Yesterday’s piece looked at the politics behind the flag-waving you see in many Belgian races. But it’s not just politicians seeking publicity, businesses also want to get in on at the act.
Look at the image above and you’ll see riders sprinting for the line, maybe you spot Peter Sagan and Tom Boonen. Then you’ll probably find your eyes drifting to the giant pink Tornado Tom Frits banner. Perhaps you’ll then notice the crash happening. Either way the pink banner is more visible than the official sponsors whose signs line the finishing straight.
One of the oldest is Dirk Hofman Motorhomes. The simple white sign has been spotted at many races including those beyond Belgium. I’ve not spotted it this year. There was one at the Louisville cyclo-cross worlds but I think this was a play on the meme as the text layout was different. It’s become an internet thing with a twitter account, t-shirts, someone’s registered the .com internet domain and even British rock bands are exploiting it.
The business behind is simple, it sells and rents out camper vans. Two years ago your correspondent called the company to ask for a quick interview but… they said didn’t want the publicity. Irony aside perhaps they were shy about being called out for their ambush marketing?
Another common sight is a man waving a LUC banner. You can see it several times in a race but actually it is one man called Luc from Geraardsbergen in East Flanders. He started out with a banner saying “Boeketje” which was the name of his wife’s shop… but he got divorced and he found himself with a lot of free time at the weekends to follow his sport. According to Het Nieuwsblad he uses a scooter to hop across his home region with the aim of getting himself and his Luc flag filmed several times during a race. He even carries a portable TV so he can instantly check whether he scored or not.
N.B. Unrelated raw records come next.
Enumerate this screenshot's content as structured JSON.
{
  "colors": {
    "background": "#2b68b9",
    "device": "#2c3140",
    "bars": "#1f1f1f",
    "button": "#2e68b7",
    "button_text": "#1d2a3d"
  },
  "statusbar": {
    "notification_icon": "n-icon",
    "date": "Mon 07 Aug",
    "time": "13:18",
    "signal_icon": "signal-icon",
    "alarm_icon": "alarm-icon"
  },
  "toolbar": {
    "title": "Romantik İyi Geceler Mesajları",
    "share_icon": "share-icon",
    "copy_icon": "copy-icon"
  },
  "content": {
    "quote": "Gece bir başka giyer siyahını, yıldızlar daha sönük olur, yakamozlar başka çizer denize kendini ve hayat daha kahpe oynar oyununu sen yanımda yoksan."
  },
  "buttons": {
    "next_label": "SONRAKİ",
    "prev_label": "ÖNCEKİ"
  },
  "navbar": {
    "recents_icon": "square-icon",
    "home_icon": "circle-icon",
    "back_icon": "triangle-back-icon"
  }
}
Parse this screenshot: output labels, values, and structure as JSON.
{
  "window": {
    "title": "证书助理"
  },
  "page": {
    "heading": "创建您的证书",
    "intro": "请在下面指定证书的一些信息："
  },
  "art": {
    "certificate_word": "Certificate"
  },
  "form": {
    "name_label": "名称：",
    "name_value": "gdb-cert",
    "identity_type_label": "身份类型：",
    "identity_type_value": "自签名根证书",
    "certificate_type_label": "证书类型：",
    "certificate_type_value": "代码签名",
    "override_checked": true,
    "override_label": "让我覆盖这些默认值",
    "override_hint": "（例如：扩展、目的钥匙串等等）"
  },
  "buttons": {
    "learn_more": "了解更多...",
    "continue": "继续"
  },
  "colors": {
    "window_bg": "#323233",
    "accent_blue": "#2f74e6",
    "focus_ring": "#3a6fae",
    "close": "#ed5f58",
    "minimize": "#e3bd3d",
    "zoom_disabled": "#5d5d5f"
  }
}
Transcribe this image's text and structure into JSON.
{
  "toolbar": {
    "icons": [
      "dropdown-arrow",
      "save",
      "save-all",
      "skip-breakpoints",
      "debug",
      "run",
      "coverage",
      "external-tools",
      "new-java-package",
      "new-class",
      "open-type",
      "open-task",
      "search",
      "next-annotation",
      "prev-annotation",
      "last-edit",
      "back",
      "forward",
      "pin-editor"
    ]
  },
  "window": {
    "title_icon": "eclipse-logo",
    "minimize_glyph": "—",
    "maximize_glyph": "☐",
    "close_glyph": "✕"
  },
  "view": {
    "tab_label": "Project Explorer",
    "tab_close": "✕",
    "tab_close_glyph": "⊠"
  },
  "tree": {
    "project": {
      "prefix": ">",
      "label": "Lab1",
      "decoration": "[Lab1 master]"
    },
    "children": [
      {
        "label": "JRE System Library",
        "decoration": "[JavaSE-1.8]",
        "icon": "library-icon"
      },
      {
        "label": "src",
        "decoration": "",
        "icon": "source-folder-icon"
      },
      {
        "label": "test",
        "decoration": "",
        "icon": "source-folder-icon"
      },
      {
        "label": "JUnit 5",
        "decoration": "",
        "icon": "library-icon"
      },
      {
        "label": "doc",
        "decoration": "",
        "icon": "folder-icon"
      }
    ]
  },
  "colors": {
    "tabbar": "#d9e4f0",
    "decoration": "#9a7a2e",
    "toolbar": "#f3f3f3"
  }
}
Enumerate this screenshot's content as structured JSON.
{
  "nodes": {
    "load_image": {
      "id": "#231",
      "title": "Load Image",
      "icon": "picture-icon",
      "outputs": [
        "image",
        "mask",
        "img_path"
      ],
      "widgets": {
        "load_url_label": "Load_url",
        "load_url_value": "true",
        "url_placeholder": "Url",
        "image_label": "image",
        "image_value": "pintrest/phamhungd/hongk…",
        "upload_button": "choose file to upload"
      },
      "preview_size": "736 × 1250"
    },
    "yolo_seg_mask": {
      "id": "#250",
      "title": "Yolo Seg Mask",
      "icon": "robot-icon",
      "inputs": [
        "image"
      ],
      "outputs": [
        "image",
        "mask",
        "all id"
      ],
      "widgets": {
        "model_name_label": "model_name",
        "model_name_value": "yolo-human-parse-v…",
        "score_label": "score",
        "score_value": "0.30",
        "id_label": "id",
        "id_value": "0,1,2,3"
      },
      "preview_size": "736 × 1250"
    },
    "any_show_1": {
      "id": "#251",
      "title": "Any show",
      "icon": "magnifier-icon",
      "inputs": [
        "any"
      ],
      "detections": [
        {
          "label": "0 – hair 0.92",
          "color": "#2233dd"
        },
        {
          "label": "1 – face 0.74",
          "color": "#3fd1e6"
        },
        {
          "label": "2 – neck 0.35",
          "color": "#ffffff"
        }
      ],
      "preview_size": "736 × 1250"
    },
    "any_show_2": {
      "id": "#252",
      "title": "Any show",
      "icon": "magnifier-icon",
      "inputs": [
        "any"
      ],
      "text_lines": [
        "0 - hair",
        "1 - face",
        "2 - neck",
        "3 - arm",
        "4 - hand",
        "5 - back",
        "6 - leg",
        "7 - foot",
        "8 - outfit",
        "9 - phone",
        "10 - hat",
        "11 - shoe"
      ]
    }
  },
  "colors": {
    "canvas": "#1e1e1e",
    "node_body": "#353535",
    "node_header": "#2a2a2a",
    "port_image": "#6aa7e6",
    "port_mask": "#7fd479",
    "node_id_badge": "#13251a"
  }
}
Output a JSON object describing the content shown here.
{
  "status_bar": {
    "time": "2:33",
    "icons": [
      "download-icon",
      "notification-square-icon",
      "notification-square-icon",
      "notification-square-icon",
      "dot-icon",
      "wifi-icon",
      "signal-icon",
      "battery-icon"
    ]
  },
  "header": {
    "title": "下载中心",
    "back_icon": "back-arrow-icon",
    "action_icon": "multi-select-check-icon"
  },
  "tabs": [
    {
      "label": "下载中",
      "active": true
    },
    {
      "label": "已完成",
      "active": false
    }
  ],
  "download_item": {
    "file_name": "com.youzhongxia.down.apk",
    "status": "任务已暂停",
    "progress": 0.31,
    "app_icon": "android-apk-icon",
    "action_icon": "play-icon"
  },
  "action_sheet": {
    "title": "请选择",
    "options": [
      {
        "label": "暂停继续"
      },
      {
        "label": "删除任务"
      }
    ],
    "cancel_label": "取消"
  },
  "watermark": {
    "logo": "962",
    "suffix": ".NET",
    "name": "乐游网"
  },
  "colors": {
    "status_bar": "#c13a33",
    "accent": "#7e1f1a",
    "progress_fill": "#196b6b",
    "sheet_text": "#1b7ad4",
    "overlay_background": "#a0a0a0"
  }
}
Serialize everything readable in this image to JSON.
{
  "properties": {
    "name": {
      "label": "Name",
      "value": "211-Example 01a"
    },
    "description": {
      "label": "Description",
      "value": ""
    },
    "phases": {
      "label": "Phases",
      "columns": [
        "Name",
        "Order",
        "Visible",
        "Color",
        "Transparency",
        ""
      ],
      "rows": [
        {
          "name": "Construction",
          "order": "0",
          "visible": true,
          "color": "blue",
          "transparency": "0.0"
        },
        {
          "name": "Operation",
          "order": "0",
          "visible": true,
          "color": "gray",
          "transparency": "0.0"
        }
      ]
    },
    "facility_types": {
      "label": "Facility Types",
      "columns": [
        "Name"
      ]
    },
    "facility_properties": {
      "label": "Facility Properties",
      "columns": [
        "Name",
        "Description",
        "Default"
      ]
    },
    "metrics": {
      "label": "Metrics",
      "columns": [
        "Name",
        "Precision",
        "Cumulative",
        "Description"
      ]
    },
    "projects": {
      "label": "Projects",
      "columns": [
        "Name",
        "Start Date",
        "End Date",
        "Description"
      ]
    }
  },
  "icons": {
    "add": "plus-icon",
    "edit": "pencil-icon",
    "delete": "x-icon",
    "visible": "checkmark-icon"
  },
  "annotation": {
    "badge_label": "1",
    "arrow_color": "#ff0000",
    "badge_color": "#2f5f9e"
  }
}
“Tornado Tom” is one of Tom Boonen’s nicknames but no moniker has ever stuck. As proof the nickname isn’t exclusive, someone pops up at races with a giant pink “Tornado Tom Frits” banner. This an elusive one, frits is dialect for fries but I can’t find any related restaurant or van.
One observation here is that if these people go to great lengths to display their banners besides the road, finding the actual business they’re promoting is harder. Try finding them on Google or even Belgium’s Golden Pages phone book and you reach a dead end. For example, Tornado Tom Frits has proved impossible. Tracking down Dirk Hofman brings up more jokes, merchandising and other derivative content from cycling fans than the actual business itself.
As seen on TV
Luc, Dirk Hofman and Tornado Tom are three flags but there are more. Didi Senft is better known as The Devil, the man who waves a trident at the Tour de France and other races. It’s fun and amusing but he’s made a small business out of the notoriety too. Similarly the Tour de France shows off the work of farmers as they decorate fields to welcome the race but it’s business again and part of a plan coordinated by the FNSEA union, France’s largest agricultural lobby group.
Obviously there are the official sponsors who get to string their corporate banners on crash barriers and hoardings or even get an inflatable arch over the road in the last few kilometres. But sometimes these signs are so much part of the landscape we don’t notice them as much as someone waving a large pink bedsheet held between two broom handles.
Others businesses try to get in on the act. Watch a race and it’s common to see trucks and trailers parked along the route, even standing in the middle of the field. The idea seems to be that the company get get their truck on TV although you wonder whether it ever brings in any business.
1.067.922 (67,9%) Vlamingen keken gisteren naar Gent-Wevelgem. Meer dan dubbel zoveel als in 2012. Om 17u07 zelfs 1.364.000 (67,9%) #record
— Karl Vannieuwkerke (@Vannieuwkerke) March 25, 2013
The answer might be yes. The tweet above is from Belgian sports journalist and TV presenter. During last Sunday’s Gent-Wevelgem, one in six of the Flemish population were watching the race on TV, a crushing 68% of the audience share.
Hijacking is a serious thing. At the last Olympic games people were employed to check what clothes being worn by spectators in case they promoted, say, Pepsi instead of games sponsor Coca-Cola. Riders in the cycling events had to use bikes where even the decals on the frames were controlled in case they gave too much publicity away. Perhaps this is too serious but the fact that these things are codified and enforced by lawyers and the courts shows the money at stake. Of course you can control a stadium or a frame but a bike race is very different. You can’t stop Luc of Geraardsbergen.
Watch the Belgian classics for a few years and these flags and banners are like old friends that reappear at the roadside or a sign of spring like the sound of a cuckoo. But like the politicians with their flags, it can be serious. As fun as they are these attempts can hijack sponsors who’ve paid good money to support the race.
Such is the popularity of the race these banners are easier to find than the businesses behind them. Dirk Hofman, Tornado Tom Frits and Luc are seen around the world from California to Queensland. Unknowingly some of these Belgians are the match of any viral marketing agency.